oma Linda University's Board of Trustees voted on October 17 to "empower the university to develop academic offerings to support and undergird the health professional and researchbased biomedical programs." This action was taken in light of a recent decision of the Annual Council of the Adventist church to cut back its subsidy to Loma Linda-about 10 million dollars annually-by more than $400,000, funds earmarked for the school's graduate biology program. The board, not desiring to dissolve its graduate biology program, looked to possible development of a biology-oriented bachelor's program as a way of retaining its graduate biology faculty, although other options were also considerect It also stipulated that the university should seek the advice and consent of other Adventist institutions of higher learning that might be affected. All Adventist colleges could be significantly affected if LLU developed a B.S. program in medical science. Students who desire to pursue a specialized postgraduate health care program at Loma Linda, like medical school, might perceive that their chances of gaining admittance would be enhanced by getting their B.S. at the same school. The two other Adventist institutions of higher learning in California-Pacific Union College and La Sierra University-would be potentially affected most. PUC recently has run a very catchy full-page ad in denominational periodicals that proclaims itself nationally recognized,

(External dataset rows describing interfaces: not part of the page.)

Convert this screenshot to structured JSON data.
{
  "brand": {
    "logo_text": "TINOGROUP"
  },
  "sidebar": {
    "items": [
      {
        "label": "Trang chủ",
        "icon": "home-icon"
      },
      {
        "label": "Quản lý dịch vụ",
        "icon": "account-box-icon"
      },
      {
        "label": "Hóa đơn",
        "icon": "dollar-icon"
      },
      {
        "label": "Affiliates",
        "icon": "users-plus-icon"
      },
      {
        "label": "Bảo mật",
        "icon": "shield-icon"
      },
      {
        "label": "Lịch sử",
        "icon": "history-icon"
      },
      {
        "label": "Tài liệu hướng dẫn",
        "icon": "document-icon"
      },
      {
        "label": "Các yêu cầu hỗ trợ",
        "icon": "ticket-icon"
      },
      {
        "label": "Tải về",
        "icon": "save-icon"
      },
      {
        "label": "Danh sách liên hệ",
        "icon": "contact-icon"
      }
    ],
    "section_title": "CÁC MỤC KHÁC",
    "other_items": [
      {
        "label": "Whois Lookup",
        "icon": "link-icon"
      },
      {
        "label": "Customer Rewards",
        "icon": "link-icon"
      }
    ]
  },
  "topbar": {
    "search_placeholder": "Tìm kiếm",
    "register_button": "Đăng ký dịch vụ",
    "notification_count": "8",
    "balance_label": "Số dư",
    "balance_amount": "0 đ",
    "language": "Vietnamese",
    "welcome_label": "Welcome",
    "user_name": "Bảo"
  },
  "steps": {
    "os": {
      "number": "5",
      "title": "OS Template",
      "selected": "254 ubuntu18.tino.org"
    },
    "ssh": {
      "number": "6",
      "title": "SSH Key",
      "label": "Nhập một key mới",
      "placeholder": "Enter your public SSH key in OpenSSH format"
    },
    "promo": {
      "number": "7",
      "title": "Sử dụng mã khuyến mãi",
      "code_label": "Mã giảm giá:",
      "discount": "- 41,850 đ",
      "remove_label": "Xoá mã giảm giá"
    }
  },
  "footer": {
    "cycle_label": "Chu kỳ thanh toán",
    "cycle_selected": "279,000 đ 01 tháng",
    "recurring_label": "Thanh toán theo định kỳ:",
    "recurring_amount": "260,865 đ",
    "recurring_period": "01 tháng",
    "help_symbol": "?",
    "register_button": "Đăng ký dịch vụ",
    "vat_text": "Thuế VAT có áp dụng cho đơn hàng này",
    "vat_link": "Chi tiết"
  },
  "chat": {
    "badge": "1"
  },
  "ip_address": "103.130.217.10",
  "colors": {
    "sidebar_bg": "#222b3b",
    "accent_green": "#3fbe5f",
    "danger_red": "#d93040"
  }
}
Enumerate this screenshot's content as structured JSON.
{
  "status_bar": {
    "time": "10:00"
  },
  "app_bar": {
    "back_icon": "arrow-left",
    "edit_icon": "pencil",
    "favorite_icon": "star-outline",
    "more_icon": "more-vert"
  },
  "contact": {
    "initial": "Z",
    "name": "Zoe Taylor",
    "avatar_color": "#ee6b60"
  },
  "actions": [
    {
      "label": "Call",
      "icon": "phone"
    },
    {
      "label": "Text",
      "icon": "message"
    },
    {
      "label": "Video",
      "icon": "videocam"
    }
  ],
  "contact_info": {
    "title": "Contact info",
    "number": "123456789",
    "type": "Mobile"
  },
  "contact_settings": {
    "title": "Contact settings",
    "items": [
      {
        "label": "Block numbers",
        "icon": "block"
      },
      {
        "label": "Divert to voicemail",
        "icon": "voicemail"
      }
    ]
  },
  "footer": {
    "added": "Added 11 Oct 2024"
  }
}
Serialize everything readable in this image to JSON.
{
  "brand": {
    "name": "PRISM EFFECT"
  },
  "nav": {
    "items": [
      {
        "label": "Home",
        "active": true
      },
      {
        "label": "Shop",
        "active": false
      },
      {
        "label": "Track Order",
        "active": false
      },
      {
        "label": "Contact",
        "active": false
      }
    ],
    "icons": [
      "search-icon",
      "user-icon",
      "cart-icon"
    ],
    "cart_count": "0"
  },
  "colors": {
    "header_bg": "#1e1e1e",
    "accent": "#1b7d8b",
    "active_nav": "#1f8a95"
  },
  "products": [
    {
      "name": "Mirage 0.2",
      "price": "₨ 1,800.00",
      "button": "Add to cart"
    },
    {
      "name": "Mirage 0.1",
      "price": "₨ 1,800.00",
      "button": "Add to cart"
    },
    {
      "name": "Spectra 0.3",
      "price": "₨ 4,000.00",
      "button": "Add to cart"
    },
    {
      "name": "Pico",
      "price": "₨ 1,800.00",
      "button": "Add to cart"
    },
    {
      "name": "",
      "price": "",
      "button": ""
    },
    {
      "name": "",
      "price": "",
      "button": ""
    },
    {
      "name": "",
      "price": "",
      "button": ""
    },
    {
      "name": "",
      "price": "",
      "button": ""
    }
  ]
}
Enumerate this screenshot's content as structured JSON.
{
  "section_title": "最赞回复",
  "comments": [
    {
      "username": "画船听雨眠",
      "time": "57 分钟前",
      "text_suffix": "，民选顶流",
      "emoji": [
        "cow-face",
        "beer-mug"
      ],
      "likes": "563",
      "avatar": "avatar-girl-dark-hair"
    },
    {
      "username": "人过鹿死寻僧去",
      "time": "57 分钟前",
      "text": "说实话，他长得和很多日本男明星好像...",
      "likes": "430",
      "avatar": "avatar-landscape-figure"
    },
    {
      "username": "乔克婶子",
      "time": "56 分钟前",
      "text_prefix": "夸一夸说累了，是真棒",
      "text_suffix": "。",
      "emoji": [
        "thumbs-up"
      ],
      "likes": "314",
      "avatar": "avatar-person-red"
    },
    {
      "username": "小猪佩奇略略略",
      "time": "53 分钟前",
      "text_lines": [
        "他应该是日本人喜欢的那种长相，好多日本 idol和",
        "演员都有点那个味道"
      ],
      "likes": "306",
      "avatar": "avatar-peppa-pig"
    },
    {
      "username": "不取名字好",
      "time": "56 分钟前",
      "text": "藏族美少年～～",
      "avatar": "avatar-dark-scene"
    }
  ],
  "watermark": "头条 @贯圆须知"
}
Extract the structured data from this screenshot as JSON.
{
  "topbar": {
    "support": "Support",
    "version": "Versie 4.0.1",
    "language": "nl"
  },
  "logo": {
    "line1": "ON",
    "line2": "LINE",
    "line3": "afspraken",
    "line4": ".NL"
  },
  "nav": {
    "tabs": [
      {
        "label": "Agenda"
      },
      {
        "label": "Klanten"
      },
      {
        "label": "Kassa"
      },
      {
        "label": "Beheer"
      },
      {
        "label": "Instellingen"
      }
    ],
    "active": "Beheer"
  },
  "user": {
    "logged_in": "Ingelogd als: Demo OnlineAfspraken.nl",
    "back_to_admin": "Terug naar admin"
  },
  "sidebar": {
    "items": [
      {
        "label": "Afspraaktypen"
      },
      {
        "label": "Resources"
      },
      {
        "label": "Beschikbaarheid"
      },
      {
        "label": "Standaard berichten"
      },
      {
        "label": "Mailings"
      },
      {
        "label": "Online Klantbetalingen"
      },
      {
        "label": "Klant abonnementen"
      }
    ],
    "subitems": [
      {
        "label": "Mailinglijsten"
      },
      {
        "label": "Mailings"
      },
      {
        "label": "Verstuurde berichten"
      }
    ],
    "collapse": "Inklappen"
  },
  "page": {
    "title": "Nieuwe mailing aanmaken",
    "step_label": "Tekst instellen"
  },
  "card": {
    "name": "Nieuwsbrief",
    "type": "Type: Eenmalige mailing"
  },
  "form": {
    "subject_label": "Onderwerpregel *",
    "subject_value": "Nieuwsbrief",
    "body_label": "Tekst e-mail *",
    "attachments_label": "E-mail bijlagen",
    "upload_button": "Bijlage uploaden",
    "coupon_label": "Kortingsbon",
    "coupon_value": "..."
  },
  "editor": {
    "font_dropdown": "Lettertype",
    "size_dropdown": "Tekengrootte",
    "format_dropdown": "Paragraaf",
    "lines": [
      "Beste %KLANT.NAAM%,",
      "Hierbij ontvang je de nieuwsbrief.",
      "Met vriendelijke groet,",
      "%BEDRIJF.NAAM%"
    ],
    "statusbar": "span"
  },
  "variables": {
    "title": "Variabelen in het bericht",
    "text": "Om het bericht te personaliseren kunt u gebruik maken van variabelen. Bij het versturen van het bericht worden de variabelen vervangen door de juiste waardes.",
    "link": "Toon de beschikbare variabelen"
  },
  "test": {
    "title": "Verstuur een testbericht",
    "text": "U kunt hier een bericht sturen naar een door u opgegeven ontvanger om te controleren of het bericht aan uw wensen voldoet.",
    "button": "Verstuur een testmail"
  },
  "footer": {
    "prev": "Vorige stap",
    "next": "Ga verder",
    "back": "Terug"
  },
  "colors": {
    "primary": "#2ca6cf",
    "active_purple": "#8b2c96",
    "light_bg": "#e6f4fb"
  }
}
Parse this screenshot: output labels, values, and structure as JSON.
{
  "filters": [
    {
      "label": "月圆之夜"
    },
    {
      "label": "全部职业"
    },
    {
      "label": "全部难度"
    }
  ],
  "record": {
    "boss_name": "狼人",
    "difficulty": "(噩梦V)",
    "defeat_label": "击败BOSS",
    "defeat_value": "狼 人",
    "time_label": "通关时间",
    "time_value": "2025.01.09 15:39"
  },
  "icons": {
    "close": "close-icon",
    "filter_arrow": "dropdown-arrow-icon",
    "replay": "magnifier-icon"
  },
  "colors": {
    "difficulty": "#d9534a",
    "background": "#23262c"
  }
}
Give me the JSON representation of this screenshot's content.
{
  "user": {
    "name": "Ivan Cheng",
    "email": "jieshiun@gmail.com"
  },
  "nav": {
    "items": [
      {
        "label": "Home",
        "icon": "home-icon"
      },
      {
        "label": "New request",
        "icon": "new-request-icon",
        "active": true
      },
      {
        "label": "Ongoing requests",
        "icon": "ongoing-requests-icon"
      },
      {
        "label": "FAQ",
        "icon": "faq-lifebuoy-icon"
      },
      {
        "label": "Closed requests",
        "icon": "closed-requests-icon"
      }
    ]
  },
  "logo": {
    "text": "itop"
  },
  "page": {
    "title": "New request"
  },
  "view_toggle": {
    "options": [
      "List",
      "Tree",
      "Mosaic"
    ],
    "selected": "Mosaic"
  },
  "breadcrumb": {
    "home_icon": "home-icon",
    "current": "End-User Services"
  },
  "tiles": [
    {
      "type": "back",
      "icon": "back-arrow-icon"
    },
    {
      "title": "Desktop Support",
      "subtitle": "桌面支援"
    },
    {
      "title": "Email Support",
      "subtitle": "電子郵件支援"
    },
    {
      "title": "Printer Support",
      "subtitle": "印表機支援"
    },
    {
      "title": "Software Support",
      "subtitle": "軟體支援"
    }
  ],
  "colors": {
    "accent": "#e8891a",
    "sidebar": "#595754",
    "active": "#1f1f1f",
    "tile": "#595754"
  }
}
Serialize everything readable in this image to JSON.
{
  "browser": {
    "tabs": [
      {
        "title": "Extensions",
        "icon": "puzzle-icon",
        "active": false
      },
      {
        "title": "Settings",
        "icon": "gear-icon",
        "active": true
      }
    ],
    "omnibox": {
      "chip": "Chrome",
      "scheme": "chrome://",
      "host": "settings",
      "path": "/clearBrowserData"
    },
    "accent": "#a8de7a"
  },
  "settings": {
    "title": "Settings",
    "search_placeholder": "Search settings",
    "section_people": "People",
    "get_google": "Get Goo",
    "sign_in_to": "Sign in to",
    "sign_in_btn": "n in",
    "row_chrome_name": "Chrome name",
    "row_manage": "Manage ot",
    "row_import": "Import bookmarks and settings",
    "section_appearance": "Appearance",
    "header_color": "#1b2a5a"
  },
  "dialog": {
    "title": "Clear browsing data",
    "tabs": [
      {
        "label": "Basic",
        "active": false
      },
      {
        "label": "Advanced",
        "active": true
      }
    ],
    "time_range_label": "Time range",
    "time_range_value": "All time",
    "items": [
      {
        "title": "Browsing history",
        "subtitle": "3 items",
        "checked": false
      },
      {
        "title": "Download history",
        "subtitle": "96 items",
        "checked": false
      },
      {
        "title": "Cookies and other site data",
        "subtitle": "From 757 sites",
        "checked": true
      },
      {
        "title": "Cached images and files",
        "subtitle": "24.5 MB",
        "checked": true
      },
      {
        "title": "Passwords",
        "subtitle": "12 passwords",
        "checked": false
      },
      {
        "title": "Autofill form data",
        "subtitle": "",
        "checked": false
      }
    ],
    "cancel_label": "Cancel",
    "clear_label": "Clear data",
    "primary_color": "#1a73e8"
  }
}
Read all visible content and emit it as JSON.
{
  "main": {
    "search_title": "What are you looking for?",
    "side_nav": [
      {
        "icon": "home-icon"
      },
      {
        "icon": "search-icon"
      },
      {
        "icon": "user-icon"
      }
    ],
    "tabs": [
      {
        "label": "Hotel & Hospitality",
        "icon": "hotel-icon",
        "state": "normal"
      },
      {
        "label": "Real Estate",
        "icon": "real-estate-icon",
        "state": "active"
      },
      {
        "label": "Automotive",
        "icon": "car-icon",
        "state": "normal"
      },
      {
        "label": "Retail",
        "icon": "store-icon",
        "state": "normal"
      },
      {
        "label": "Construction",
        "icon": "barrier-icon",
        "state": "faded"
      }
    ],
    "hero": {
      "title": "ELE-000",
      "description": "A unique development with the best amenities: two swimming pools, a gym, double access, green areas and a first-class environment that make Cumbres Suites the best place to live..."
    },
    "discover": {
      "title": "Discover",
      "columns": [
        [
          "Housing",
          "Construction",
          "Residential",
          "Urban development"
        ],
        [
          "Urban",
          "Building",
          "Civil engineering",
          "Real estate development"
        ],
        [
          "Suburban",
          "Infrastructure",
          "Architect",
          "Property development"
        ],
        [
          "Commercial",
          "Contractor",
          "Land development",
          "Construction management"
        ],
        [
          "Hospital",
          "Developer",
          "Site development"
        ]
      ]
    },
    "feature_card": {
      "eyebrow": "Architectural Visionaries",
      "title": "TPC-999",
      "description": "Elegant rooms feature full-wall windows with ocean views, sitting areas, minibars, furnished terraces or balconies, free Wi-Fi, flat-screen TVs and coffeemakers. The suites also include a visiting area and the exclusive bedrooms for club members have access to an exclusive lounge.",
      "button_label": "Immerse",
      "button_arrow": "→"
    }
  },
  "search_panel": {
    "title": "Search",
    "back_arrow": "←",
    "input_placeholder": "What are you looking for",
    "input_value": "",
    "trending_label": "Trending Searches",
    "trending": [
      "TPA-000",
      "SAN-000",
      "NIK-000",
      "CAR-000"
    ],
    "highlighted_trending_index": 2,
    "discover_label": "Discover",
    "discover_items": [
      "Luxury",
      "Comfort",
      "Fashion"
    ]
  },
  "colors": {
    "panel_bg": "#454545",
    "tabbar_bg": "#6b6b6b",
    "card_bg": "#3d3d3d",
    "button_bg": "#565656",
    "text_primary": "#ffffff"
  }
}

somewhere near Princeton University on a list of schools having the largest percentage of graduates who go on to medical school (the great majority of such PUC graduates attend LLU). La Sierra's new president, Lawrence Geraty, says that before he came last year from Atlantic Union College he sought and received assurances from LLU's president, B. Lyn Behrens, that LLU would not be initiating a B.S. program in the foreseeable future. As a result of intense discussions since the board action, it now appears that the administration will look for other options than the four-year broad-based biology curriculum. Relations between LSU and LLU have been somewhat tense since the divorce between the two campuses in 1990 (formerly both were part ofLLU). The fall opening of LLU's graduate psychology program that employs some of LSU's former faculty further agitated rela-

tions. LSU had planned a large capital campaign for funding a new science complex that now would be in jeopardy if indeed LLU should have pursued the proposed undergraduate degree program.

Swiss/Canadian Cultists
ews accounts of the recent deaths of some 50 members of the Solar Temple in Switzerland and Canada drew parallels between this group and Jim Jones' followers in British Guyana as well as David Koresh's followers in Waco, Texas. All three groups held fatal apocalyptic visions. Their origins were diverse, the Solar Temple cult finding its roots in ancient mysticism and New Age practices. No one had an Adventist background among those who perished in the recent Solar Temple group.

Grat~i~tude n. An appreciative awareness and thankfulness, as for kindness shown

or a gift received. s Adventist Today finishes its second full year of publication, there is much to thank God for and many people to whom we want to express our gratitude. Many of you have shown kindness. You have written letters to the editor. We appreciate both positive and negative feedback in those letters. You have helped advertise Adventist Today by sharing it with your friends, resulting in some new subscribers. You have written articles and opinions which we have published. And many of you have given gifts to help us expand this ministry. While we express a special gratitude for advisory council members because of their substantial, ongoing gifts, we are very thankful for a new and even larger donor base. To those of you who responded to our phonathon letters and phone calls, we express here a very' heartfelt "Thank you." We are very grateful for your pledges and gifts. If for some reason, you were not asked to become a donor and you would like to be one, we apologize. But it isn't too late. Our gratitude for unsolicited gifts knows almost no bounds!

P.O. Box 1220 Loma Linda, CA 92354-1220